[Start of section]
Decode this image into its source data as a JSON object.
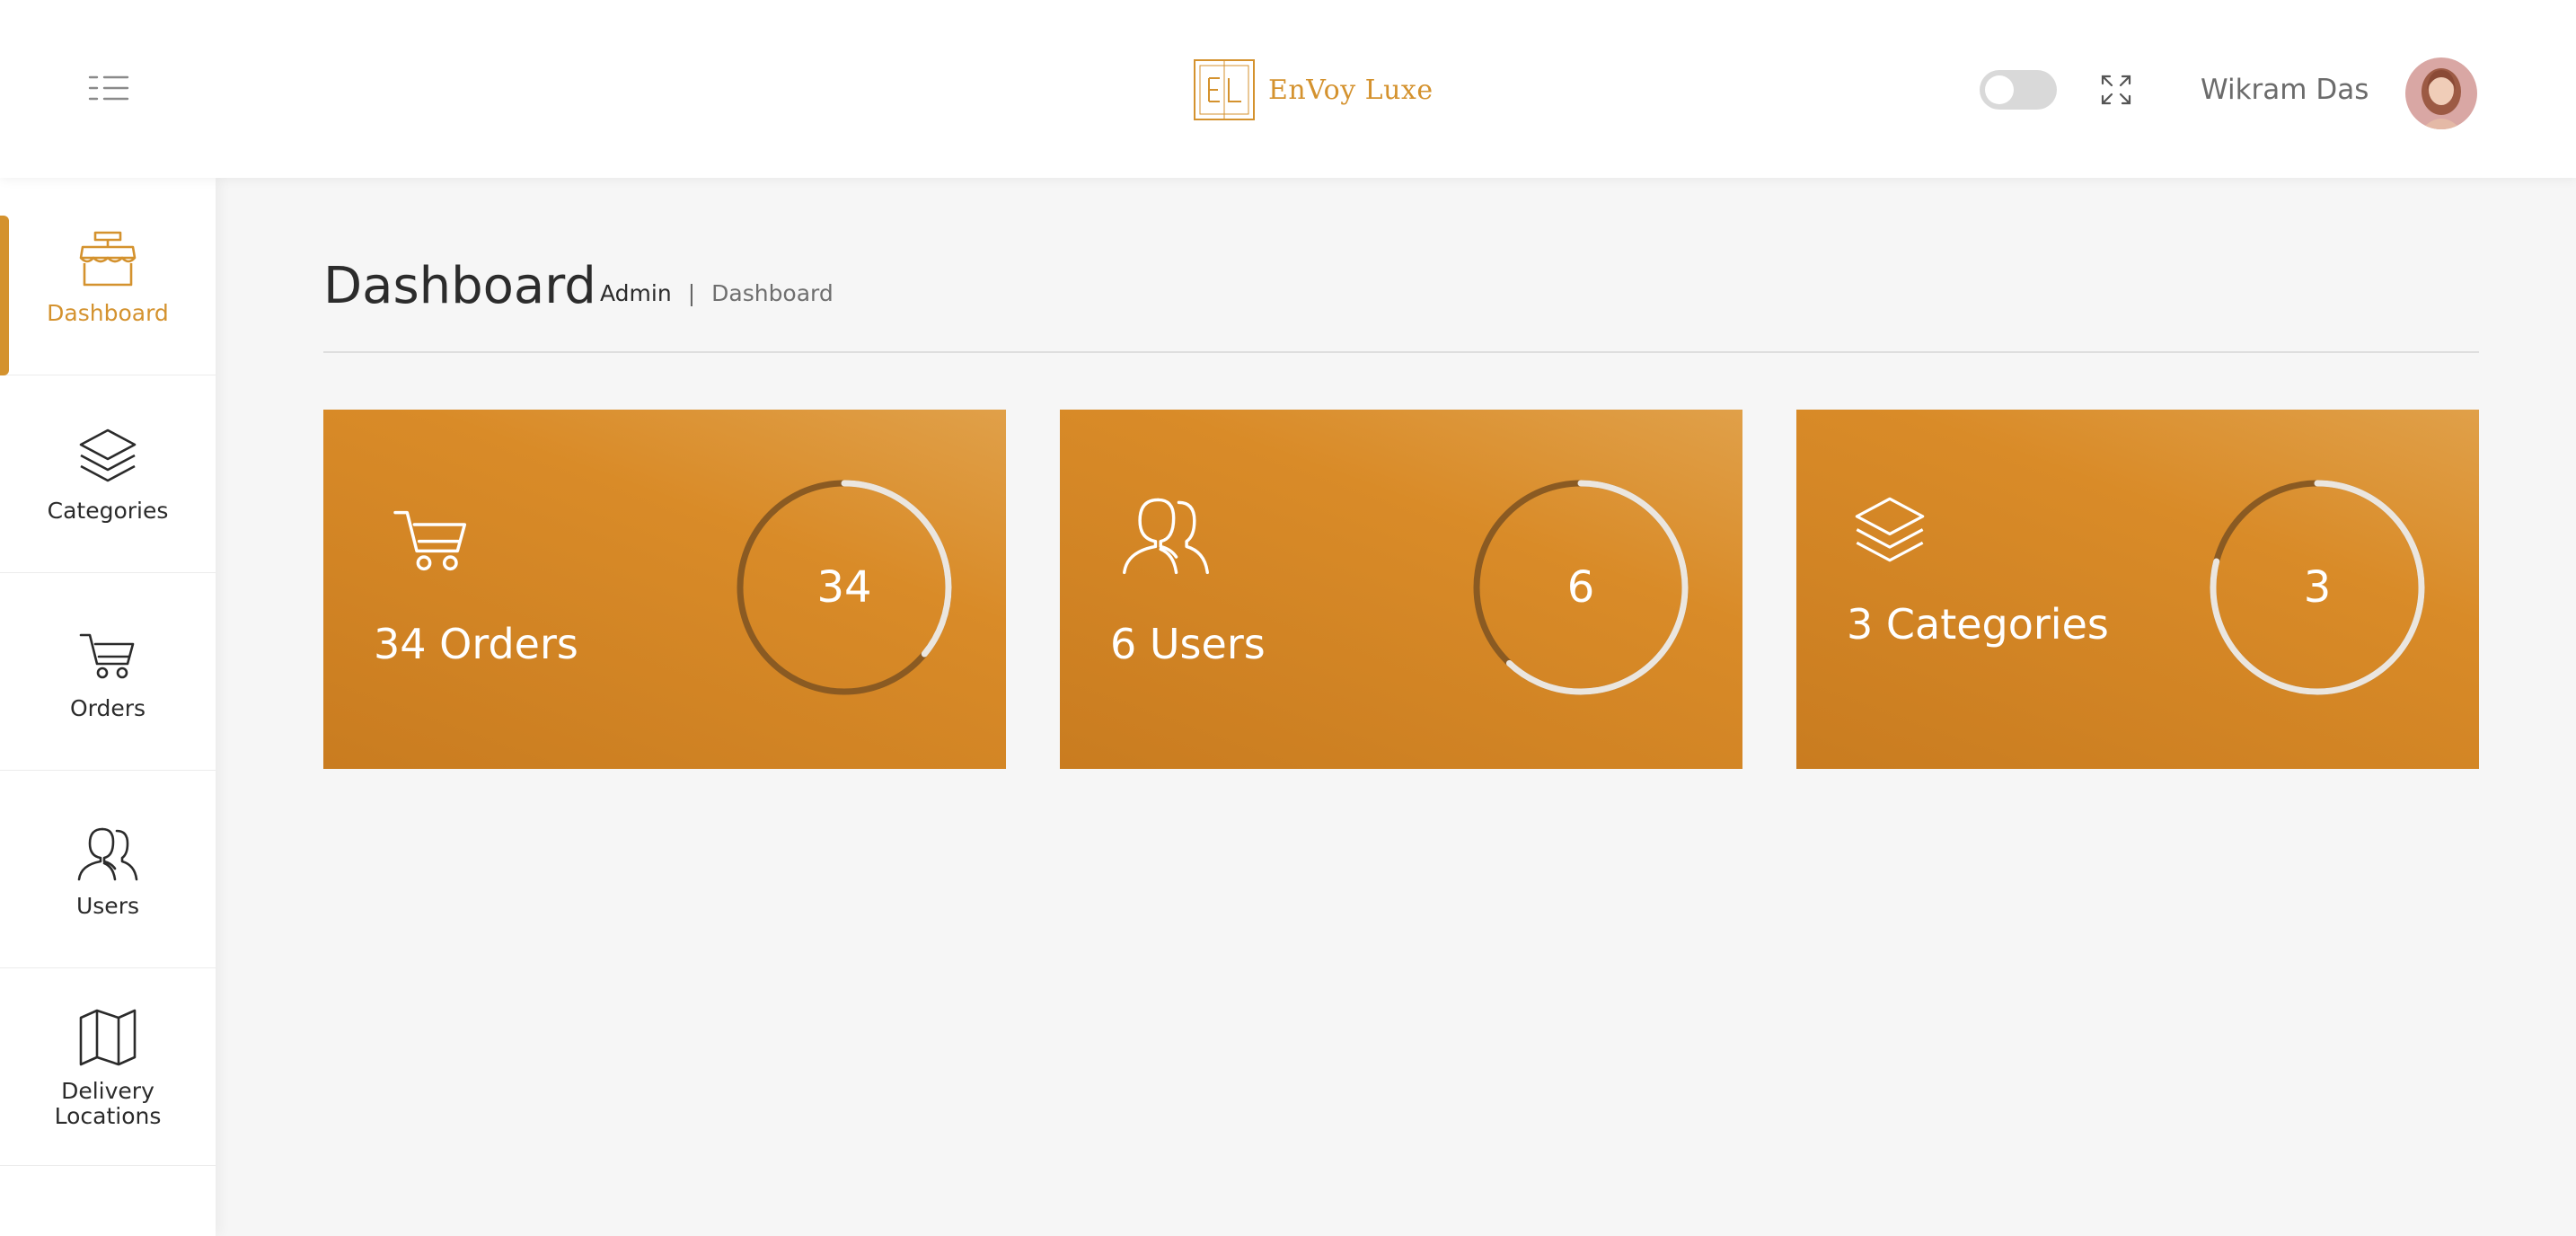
{
  "header": {
    "logo_text": "EnVoy Luxe",
    "user_name": "Wikram Das",
    "theme_toggle": "off"
  },
  "sidebar": {
    "items": [
      {
        "label": "Dashboard",
        "icon": "store-icon",
        "active": true
      },
      {
        "label": "Categories",
        "icon": "layers-icon",
        "active": false
      },
      {
        "label": "Orders",
        "icon": "cart-icon",
        "active": false
      },
      {
        "label": "Users",
        "icon": "users-icon",
        "active": false
      },
      {
        "label": "Delivery Locations",
        "icon": "map-icon",
        "active": false
      }
    ]
  },
  "page": {
    "title": "Dashboard",
    "breadcrumb": {
      "root": "Admin",
      "separator": "|",
      "current": "Dashboard"
    }
  },
  "cards": [
    {
      "label": "34 Orders",
      "value": "34",
      "icon": "cart-icon",
      "progress": 0.36
    },
    {
      "label": "6 Users",
      "value": "6",
      "icon": "users-icon",
      "progress": 0.62
    },
    {
      "label": "3 Categories",
      "value": "3",
      "icon": "layers-icon",
      "progress": 0.79
    }
  ],
  "colors": {
    "accent": "#d4922e",
    "card_gradient_start": "#e0a049",
    "card_gradient_end": "#c97c20",
    "ring_track": "#8a5a22",
    "ring_progress": "#ebe6df"
  }
}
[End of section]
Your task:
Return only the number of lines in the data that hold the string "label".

Solution to this problem:
8